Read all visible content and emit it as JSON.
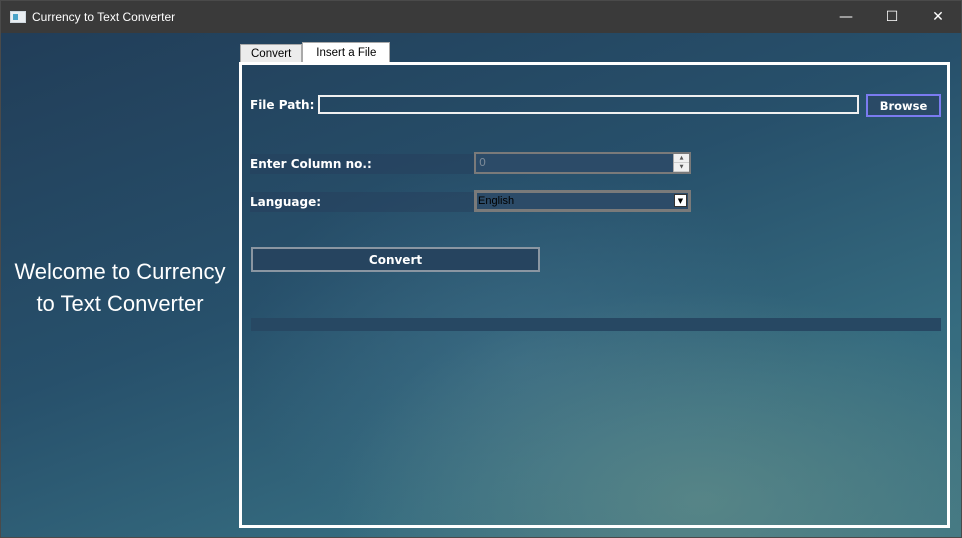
{
  "window": {
    "title": "Currency to Text Converter",
    "controls": {
      "minimize": "—",
      "maximize": "☐",
      "close": "✕"
    }
  },
  "welcome": {
    "line1": "Welcome to Currency",
    "line2": "to Text Converter"
  },
  "tabs": [
    {
      "label": "Convert",
      "active": false
    },
    {
      "label": "Insert a File",
      "active": true
    }
  ],
  "form": {
    "file_path_label": "File Path:",
    "file_path_value": "",
    "browse_label": "Browse",
    "column_label": "Enter Column no.:",
    "column_value": "0",
    "language_label": "Language:",
    "language_value": "English",
    "convert_label": "Convert",
    "progress": 0
  },
  "icons": {
    "spin_up": "▲",
    "spin_down": "▼",
    "dropdown": "▼"
  },
  "colors": {
    "browse_border": "#7b7bf0",
    "panel_border": "#ffffff"
  }
}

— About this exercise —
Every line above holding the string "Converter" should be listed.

— Answer space —
    "title": "Currency to Text Converter",
    "line2": "to Text Converter"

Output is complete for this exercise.